(Component data from apps and pages)
************

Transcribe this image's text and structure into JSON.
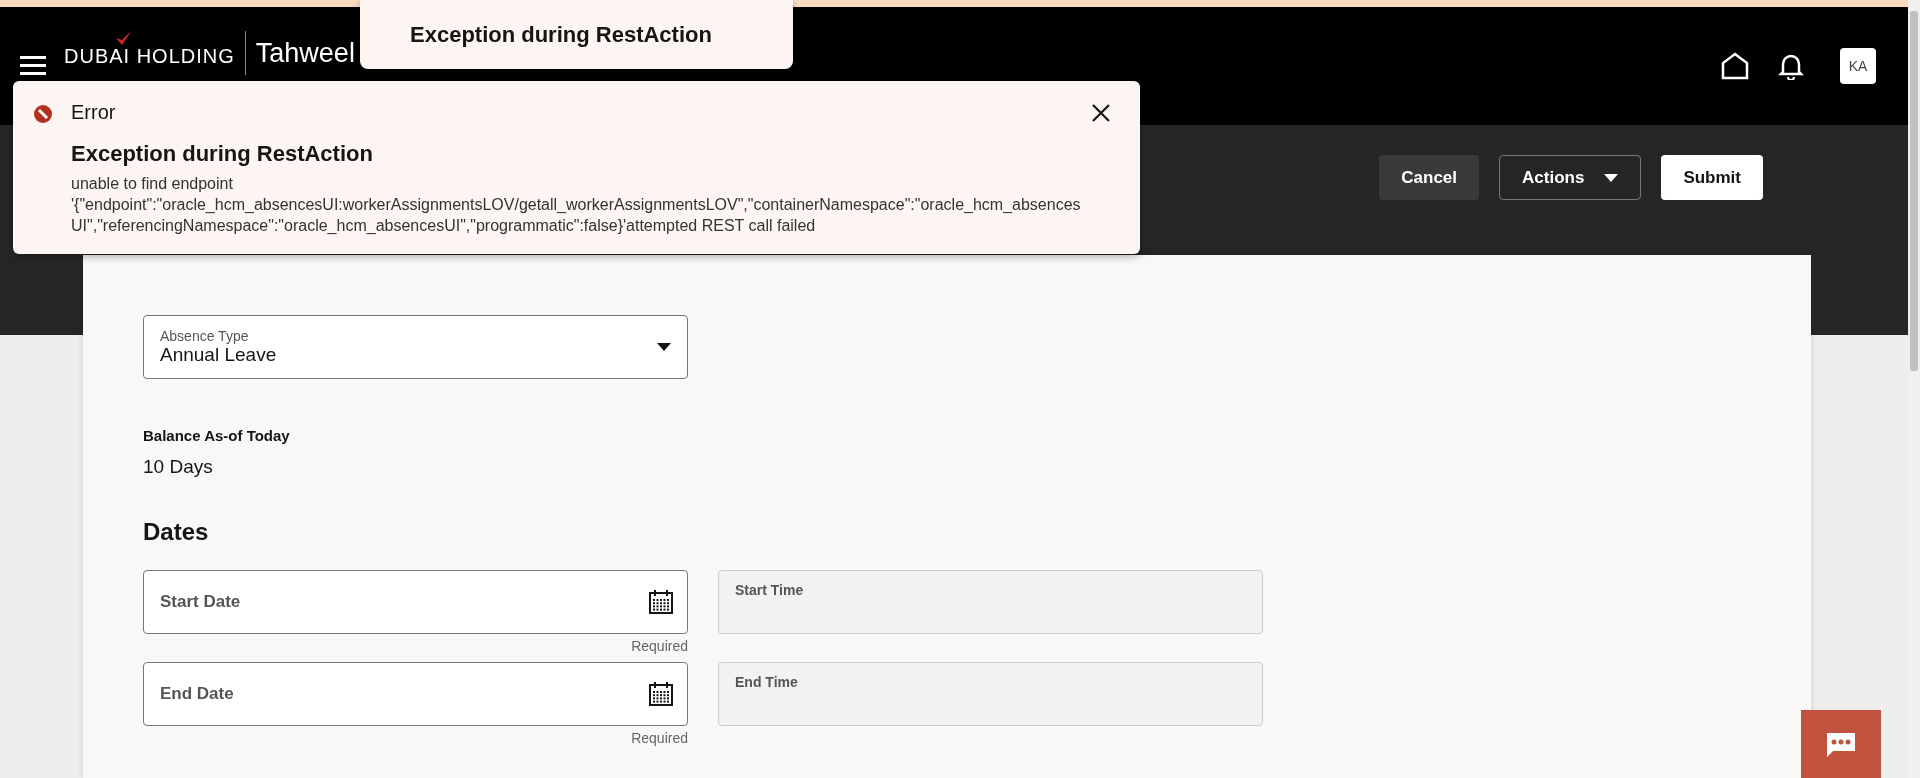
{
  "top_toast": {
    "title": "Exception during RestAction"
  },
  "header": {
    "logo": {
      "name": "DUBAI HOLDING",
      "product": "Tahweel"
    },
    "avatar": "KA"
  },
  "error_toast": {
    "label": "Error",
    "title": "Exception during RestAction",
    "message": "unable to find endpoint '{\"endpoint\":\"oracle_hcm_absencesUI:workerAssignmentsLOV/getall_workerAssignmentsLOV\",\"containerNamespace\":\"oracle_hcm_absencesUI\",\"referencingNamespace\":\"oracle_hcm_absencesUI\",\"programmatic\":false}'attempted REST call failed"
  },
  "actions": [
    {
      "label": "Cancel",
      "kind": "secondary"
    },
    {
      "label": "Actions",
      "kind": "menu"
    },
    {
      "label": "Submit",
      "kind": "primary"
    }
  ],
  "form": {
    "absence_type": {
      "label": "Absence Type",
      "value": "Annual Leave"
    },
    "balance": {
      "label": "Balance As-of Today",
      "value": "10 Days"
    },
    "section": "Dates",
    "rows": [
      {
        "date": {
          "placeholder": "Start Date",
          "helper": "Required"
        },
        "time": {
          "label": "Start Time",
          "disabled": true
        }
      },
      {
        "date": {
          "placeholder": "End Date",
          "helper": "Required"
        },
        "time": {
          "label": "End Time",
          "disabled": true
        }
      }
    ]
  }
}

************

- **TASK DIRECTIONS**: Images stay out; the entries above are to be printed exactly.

- **RESULT FOR THIS TASK**:
Transcribe this image's text and structure into JSON.
{
  "top_toast": {
    "title": "Exception during RestAction"
  },
  "header": {
    "logo": {
      "name": "DUBAI HOLDING",
      "product": "Tahweel"
    },
    "avatar": "KA"
  },
  "error_toast": {
    "label": "Error",
    "title": "Exception during RestAction",
    "message": "unable to find endpoint '{\"endpoint\":\"oracle_hcm_absencesUI:workerAssignmentsLOV/getall_workerAssignmentsLOV\",\"containerNamespace\":\"oracle_hcm_absencesUI\",\"referencingNamespace\":\"oracle_hcm_absencesUI\",\"programmatic\":false}'attempted REST call failed"
  },
  "actions": [
    {
      "label": "Cancel",
      "kind": "secondary"
    },
    {
      "label": "Actions",
      "kind": "menu"
    },
    {
      "label": "Submit",
      "kind": "primary"
    }
  ],
  "form": {
    "absence_type": {
      "label": "Absence Type",
      "value": "Annual Leave"
    },
    "balance": {
      "label": "Balance As-of Today",
      "value": "10 Days"
    },
    "section": "Dates",
    "rows": [
      {
        "date": {
          "placeholder": "Start Date",
          "helper": "Required"
        },
        "time": {
          "label": "Start Time",
          "disabled": true
        }
      },
      {
        "date": {
          "placeholder": "End Date",
          "helper": "Required"
        },
        "time": {
          "label": "End Time",
          "disabled": true
        }
      }
    ]
  }
}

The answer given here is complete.